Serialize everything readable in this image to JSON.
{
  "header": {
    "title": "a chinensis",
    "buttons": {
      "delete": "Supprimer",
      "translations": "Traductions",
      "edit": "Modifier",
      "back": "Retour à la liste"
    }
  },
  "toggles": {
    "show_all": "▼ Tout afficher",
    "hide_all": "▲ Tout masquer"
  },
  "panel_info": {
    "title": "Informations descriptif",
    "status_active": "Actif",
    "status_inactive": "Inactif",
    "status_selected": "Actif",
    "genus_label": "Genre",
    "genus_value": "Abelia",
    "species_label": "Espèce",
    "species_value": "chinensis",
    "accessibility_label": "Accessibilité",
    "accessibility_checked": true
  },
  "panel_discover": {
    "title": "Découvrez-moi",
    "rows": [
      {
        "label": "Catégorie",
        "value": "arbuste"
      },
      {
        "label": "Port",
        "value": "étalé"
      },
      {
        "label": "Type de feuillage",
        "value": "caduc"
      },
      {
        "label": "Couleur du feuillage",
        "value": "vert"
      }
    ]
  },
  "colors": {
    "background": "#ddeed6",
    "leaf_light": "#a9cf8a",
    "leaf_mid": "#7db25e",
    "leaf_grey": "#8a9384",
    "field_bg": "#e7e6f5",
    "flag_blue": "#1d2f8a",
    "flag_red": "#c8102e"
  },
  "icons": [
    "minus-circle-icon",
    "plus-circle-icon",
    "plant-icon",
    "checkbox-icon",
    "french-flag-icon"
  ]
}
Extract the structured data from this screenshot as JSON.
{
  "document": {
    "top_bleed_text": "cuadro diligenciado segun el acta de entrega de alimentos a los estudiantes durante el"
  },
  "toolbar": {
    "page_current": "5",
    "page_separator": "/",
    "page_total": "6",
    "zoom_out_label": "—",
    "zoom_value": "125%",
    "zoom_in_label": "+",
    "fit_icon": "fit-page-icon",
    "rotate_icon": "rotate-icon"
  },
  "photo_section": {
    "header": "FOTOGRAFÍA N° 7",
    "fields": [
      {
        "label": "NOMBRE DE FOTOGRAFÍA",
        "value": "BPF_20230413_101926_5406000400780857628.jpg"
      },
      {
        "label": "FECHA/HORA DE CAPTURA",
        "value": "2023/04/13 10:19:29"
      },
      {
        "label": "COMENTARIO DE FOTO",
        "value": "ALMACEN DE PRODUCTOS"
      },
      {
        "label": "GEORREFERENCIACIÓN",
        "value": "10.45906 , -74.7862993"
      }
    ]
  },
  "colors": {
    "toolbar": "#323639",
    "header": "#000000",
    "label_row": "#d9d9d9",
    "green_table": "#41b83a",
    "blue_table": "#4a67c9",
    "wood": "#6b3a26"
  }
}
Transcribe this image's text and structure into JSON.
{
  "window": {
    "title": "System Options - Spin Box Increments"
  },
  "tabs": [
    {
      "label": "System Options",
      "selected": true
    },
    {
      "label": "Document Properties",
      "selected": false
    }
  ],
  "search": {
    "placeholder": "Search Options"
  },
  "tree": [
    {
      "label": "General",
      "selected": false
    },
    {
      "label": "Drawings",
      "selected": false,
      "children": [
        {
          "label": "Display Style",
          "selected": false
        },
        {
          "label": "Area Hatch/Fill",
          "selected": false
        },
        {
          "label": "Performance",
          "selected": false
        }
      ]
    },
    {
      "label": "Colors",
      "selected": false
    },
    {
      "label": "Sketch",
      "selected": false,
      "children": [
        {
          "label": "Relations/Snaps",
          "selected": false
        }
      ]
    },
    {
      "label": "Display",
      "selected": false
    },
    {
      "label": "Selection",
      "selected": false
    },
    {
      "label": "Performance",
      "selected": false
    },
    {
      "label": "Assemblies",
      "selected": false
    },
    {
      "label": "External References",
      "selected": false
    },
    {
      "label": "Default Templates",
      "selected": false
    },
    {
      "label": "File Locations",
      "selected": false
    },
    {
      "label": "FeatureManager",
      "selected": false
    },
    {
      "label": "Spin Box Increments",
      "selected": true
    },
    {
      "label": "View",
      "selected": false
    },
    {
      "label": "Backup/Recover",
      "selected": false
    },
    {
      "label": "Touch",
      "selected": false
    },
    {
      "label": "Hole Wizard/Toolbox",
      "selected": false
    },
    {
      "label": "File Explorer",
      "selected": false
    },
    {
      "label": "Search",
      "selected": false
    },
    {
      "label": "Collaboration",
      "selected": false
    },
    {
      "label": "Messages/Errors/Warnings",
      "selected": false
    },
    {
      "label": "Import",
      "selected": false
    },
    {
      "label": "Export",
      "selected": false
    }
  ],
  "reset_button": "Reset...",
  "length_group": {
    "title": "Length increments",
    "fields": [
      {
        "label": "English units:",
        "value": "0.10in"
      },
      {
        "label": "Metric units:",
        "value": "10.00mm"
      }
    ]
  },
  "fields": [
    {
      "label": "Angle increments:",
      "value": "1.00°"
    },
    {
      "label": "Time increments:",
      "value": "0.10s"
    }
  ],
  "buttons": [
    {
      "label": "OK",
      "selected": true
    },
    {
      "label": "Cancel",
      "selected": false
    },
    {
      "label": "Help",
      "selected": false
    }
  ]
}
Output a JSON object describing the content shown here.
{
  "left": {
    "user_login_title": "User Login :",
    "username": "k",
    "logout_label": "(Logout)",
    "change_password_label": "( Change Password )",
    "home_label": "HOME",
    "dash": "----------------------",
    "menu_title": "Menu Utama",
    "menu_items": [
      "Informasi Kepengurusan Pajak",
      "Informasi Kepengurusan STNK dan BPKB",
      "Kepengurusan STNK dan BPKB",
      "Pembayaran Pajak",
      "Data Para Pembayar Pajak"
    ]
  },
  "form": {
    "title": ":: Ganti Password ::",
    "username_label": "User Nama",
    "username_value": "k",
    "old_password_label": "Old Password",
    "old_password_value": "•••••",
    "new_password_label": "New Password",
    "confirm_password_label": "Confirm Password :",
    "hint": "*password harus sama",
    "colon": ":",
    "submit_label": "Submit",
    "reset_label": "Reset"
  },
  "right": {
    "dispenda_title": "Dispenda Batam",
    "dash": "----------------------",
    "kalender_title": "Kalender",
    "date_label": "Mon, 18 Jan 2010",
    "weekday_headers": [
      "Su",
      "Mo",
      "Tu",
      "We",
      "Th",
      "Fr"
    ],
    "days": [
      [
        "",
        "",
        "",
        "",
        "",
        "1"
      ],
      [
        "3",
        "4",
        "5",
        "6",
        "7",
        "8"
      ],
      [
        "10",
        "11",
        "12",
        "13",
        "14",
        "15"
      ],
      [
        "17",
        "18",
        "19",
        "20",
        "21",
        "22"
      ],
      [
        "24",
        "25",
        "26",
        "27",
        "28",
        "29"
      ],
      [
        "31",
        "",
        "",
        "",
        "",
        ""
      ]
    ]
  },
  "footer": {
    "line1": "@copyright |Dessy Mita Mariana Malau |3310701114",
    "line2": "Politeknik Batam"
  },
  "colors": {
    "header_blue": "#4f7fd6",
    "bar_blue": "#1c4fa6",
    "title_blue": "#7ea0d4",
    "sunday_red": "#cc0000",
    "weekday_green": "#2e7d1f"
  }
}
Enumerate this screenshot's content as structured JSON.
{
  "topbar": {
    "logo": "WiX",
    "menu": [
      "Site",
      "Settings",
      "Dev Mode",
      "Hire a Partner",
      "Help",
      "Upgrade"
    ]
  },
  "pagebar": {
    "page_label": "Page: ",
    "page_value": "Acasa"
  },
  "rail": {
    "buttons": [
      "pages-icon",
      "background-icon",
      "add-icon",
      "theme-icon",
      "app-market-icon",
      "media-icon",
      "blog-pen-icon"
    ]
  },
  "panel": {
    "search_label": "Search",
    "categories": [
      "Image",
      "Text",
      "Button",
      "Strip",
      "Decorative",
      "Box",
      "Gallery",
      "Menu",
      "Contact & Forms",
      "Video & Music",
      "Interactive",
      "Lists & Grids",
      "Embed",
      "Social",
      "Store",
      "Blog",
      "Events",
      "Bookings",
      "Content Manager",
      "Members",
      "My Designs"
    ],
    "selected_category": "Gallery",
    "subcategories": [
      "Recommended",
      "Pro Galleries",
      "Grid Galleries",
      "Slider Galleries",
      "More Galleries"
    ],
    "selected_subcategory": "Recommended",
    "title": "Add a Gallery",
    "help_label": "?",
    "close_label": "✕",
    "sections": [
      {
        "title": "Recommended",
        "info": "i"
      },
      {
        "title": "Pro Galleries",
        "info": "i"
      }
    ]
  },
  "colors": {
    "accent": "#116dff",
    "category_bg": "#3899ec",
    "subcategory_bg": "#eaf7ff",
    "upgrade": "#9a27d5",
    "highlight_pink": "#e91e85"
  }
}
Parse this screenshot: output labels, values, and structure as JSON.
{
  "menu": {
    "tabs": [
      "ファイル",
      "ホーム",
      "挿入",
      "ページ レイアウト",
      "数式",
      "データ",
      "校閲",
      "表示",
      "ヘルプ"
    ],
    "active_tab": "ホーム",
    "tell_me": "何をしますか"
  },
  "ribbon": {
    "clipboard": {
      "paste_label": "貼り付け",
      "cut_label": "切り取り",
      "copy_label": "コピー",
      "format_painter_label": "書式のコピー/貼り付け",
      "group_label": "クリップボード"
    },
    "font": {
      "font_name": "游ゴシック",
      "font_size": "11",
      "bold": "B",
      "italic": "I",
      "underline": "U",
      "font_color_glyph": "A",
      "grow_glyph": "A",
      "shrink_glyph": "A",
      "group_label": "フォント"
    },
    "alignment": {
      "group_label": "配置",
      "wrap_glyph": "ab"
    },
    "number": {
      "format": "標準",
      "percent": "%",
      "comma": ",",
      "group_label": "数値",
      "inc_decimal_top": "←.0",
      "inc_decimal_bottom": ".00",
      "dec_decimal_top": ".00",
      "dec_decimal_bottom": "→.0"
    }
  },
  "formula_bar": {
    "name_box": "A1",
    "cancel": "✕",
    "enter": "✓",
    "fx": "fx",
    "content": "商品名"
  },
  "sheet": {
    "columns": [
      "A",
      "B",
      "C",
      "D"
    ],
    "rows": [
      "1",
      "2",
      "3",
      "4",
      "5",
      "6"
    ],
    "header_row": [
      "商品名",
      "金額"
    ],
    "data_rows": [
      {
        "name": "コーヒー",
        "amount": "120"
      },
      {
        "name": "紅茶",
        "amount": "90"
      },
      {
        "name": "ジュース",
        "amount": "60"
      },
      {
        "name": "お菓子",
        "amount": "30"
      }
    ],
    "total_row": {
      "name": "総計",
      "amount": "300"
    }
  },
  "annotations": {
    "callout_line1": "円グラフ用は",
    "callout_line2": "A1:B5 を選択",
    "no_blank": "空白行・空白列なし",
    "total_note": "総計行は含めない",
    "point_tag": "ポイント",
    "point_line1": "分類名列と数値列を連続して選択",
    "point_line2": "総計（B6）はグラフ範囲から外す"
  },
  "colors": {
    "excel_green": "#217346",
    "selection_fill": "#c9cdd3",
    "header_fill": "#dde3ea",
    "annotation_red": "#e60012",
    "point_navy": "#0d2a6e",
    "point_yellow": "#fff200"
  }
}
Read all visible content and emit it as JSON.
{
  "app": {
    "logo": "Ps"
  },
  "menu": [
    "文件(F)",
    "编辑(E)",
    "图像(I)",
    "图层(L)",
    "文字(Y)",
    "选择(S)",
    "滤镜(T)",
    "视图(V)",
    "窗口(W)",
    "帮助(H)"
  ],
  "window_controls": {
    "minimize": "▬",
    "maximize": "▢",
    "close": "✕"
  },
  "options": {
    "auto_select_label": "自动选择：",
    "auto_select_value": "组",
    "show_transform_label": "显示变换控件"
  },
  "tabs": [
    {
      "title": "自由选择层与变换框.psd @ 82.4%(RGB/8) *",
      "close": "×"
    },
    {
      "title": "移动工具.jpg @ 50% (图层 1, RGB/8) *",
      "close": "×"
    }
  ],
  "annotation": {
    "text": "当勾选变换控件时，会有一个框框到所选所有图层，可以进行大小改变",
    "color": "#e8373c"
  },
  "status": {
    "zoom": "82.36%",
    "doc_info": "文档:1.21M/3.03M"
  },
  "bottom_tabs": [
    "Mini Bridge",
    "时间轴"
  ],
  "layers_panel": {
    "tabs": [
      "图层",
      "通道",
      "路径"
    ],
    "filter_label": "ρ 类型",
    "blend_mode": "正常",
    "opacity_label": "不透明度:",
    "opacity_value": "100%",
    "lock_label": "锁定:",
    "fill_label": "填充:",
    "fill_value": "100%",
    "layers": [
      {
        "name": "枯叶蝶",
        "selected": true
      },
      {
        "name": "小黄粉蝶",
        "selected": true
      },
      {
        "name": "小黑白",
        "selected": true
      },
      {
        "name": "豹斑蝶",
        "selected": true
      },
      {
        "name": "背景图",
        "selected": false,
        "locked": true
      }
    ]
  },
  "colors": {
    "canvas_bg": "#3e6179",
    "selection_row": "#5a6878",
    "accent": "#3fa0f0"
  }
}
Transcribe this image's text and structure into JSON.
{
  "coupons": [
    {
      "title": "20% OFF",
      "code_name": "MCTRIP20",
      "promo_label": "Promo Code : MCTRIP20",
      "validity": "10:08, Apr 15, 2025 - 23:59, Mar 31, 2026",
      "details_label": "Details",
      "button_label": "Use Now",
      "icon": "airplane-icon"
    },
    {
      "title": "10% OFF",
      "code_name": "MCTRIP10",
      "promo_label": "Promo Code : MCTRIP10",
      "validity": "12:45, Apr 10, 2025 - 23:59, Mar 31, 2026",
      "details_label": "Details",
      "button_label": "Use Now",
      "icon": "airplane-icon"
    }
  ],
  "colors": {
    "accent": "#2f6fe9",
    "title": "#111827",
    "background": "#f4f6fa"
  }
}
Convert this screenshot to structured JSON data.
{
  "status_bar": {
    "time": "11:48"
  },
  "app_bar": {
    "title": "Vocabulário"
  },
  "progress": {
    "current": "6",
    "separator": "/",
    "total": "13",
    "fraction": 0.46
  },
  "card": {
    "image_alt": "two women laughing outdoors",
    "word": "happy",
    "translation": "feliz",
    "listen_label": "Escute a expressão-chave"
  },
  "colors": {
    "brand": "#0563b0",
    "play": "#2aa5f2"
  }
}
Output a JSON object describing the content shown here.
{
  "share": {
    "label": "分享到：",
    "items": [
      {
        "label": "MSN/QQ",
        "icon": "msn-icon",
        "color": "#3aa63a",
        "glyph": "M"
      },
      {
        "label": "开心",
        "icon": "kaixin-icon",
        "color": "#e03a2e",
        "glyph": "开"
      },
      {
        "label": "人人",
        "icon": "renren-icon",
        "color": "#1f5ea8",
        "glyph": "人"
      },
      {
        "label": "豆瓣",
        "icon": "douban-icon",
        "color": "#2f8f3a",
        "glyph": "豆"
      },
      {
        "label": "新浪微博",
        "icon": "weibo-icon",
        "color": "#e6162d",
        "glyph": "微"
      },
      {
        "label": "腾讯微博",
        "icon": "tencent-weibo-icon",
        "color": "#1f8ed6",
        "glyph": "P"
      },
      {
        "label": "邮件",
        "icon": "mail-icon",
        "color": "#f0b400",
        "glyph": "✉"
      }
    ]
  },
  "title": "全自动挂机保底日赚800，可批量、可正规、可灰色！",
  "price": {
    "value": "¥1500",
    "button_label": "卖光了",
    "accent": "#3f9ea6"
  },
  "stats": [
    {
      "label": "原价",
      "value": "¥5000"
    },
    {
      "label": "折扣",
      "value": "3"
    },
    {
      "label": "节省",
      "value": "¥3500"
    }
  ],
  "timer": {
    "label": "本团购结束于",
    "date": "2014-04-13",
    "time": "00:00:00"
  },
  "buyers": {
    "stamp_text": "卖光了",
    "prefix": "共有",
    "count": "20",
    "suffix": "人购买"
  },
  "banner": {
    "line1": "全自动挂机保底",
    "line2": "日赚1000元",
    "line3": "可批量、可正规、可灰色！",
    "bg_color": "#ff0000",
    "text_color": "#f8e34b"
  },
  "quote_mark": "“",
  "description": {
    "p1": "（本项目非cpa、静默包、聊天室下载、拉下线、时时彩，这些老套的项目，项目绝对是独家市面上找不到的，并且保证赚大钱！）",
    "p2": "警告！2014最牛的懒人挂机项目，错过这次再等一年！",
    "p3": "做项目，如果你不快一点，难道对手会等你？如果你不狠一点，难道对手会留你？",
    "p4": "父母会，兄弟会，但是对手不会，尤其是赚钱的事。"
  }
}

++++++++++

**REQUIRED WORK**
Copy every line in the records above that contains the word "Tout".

**FINISHED TASK**
    "show_all": "▼ Tout afficher",
    "hide_all": "▲ Tout masquer"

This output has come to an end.